Ravs in the making…These actually look pretty good, and by the end, the dough was pliable, and I had the hang of stuffing, egg-white sealing, and crimping. It was meditative really, although the loons were racing around in the background. I set a timer and told them they had to play until it beeped. Pretty much every 2 minutes, Jack asked “did it beep yet?” I’m thinking, “buddy, did you hear it? is this not a question to which you already know the answer?” (we are trying to enforce the rule of no asking questions you already know the answer to). Anyway, they did OK, and Tom, husband of the year, came home early and did bathtime so I finished the ravs successfully.

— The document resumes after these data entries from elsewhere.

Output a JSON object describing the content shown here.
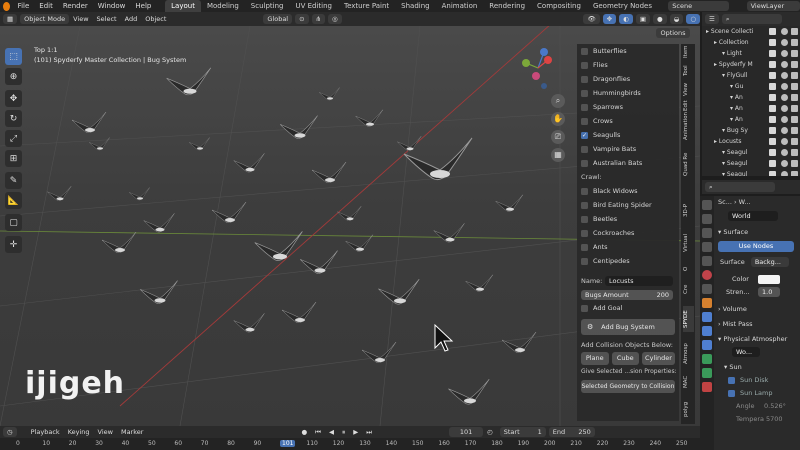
{
  "menubar": {
    "menus": [
      "File",
      "Edit",
      "Render",
      "Window",
      "Help"
    ],
    "workspaces": [
      "Layout",
      "Modeling",
      "Sculpting",
      "UV Editing",
      "Texture Paint",
      "Shading",
      "Animation",
      "Rendering",
      "Compositing",
      "Geometry Nodes"
    ],
    "active_workspace": "Layout",
    "scene": "Scene",
    "view_layer": "ViewLayer"
  },
  "viewport_header": {
    "mode": "Object Mode",
    "menus": [
      "View",
      "Select",
      "Add",
      "Object"
    ],
    "orientation": "Global",
    "options": "Options"
  },
  "viewport": {
    "info_line1": "Top 1:1",
    "info_line2": "(101) Spyderfy Master Collection | Bug System",
    "watermark": "ijigeh"
  },
  "npanel": {
    "fly_items": [
      {
        "label": "Butterflies",
        "checked": false
      },
      {
        "label": "Flies",
        "checked": false
      },
      {
        "label": "Dragonflies",
        "checked": false
      },
      {
        "label": "Hummingbirds",
        "checked": false
      },
      {
        "label": "Sparrows",
        "checked": false
      },
      {
        "label": "Crows",
        "checked": false
      },
      {
        "label": "Seagulls",
        "checked": true
      },
      {
        "label": "Vampire Bats",
        "checked": false
      },
      {
        "label": "Australian Bats",
        "checked": false
      }
    ],
    "crawl_label": "Crawl:",
    "crawl_items": [
      {
        "label": "Black Widows",
        "checked": false
      },
      {
        "label": "Bird Eating Spider",
        "checked": false
      },
      {
        "label": "Beetles",
        "checked": false
      },
      {
        "label": "Cockroaches",
        "checked": false
      },
      {
        "label": "Ants",
        "checked": false
      },
      {
        "label": "Centipedes",
        "checked": false
      }
    ],
    "name_label": "Name:",
    "name_value": "Locusts",
    "bugs_amount_label": "Bugs Amount",
    "bugs_amount_value": "200",
    "add_goal": "Add Goal",
    "add_bug_system": "Add Bug System",
    "collision_label": "Add Collision Objects Below:",
    "collision_buttons": [
      "Plane",
      "Cube",
      "Cylinder"
    ],
    "give_selected": "Give Selected ...sion Properties:",
    "selected_geo_btn": "Selected Geometry to Collision"
  },
  "vertical_tabs": [
    "Item",
    "Tool",
    "View",
    "Edit",
    "Animation",
    "Quad Re",
    "3D-P",
    "Virtual",
    "O",
    "Cre",
    "SPYDE",
    "Atmosp",
    "MAC",
    "polyg"
  ],
  "outliner": {
    "search_placeholder": "",
    "rows": [
      {
        "label": "Scene Collecti",
        "indent": 0
      },
      {
        "label": "Collection",
        "indent": 1
      },
      {
        "label": "Light",
        "indent": 2
      },
      {
        "label": "Spyderfy M",
        "indent": 1
      },
      {
        "label": "FlyGull",
        "indent": 2
      },
      {
        "label": "Gu",
        "indent": 3
      },
      {
        "label": "An",
        "indent": 3
      },
      {
        "label": "An",
        "indent": 3
      },
      {
        "label": "An",
        "indent": 3
      },
      {
        "label": "Bug Sy",
        "indent": 2
      },
      {
        "label": "Locusts",
        "indent": 1
      },
      {
        "label": "Seagul",
        "indent": 2
      },
      {
        "label": "Seagul",
        "indent": 2
      },
      {
        "label": "Seagul",
        "indent": 2
      }
    ]
  },
  "properties": {
    "breadcrumb_1": "Sc...",
    "breadcrumb_2": "W...",
    "world_name": "World",
    "surface_panel": "Surface",
    "use_nodes": "Use Nodes",
    "surface_label": "Surface",
    "surface_value": "Backg...",
    "color_label": "Color",
    "strength_label": "Stren...",
    "strength_value": "1.0",
    "volume_panel": "Volume",
    "mist_panel": "Mist Pass",
    "atmosphere_panel": "Physical Atmospher",
    "world_field": "Wo...",
    "sun_panel": "Sun",
    "sun_disk": "Sun Disk",
    "sun_lamp": "Sun Lamp",
    "angle_label": "Angle",
    "angle_value": "0.526°",
    "temp_label": "Tempera",
    "temp_value": "5700"
  },
  "timeline": {
    "menus": [
      "Playback",
      "Keying",
      "View",
      "Marker"
    ],
    "current_frame": "101",
    "start_label": "Start",
    "start_value": "1",
    "end_label": "End",
    "end_value": "250",
    "ticks": [
      "0",
      "10",
      "20",
      "30",
      "40",
      "50",
      "60",
      "70",
      "80",
      "90",
      "101",
      "110",
      "120",
      "130",
      "140",
      "150",
      "160",
      "170",
      "180",
      "190",
      "200",
      "210",
      "220",
      "230",
      "240",
      "250"
    ]
  }
}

In the meantime, I opened the bottle of Viognier- but did wait until 6p ;)- and pondered a couple kitchen lessons that I wish to share:
1) Be willing to improvise and have fun. The pasta machine really could have thrown me, and as I read further, I saw the note to use a “quite mild goat cheese.” Hah! I bought the assertive, not mild stuff: Bûcheron. Do you know it? It’s an aged goat cheese from France and is awesome.
2) Think creatively. I do not have a pastry or ravioli press and actually don’t even have a round cookie cutter. So, guess what came in handy? The Born Free sippy cup top cover. That’s what I cut my ravs out with and they look lovely.
When I saw this recipe, I was immediately transported back to Florence, Italy, 2007. Jack, then 15 months, and I went for three weeks (Tom joined us for 2), and rented an apartment near my sister, Elia. I had studied Italian during my pregnancy so could get us around fairly well, and we became regulars in the pasticcerias, panificios and markets in our neighborhood. The St Ambrogio market was like the ultimate farmers market: it reeked of authenticity; generations-old traditions and recipes; effusive, kind, totally unpretentious Italian craftsmen/women; and gorgeous, fresh produce, meats, cheeses, breads, flowers, herbs and on and on. It was incredible, and Jack and I went regularly. He loved the polpettini (little meatballs) and I discovered ravioli di limone. They were ethereal little pillows of lemony, ricotta’y air. I asked how to prepare them and was told a simple lemon butter sauce was all I needed. Mamma mia- it was beyond.
So tonight is my ode to the St. Ambrogio lemon ravioli, that trip to Florence and my sister and Michele.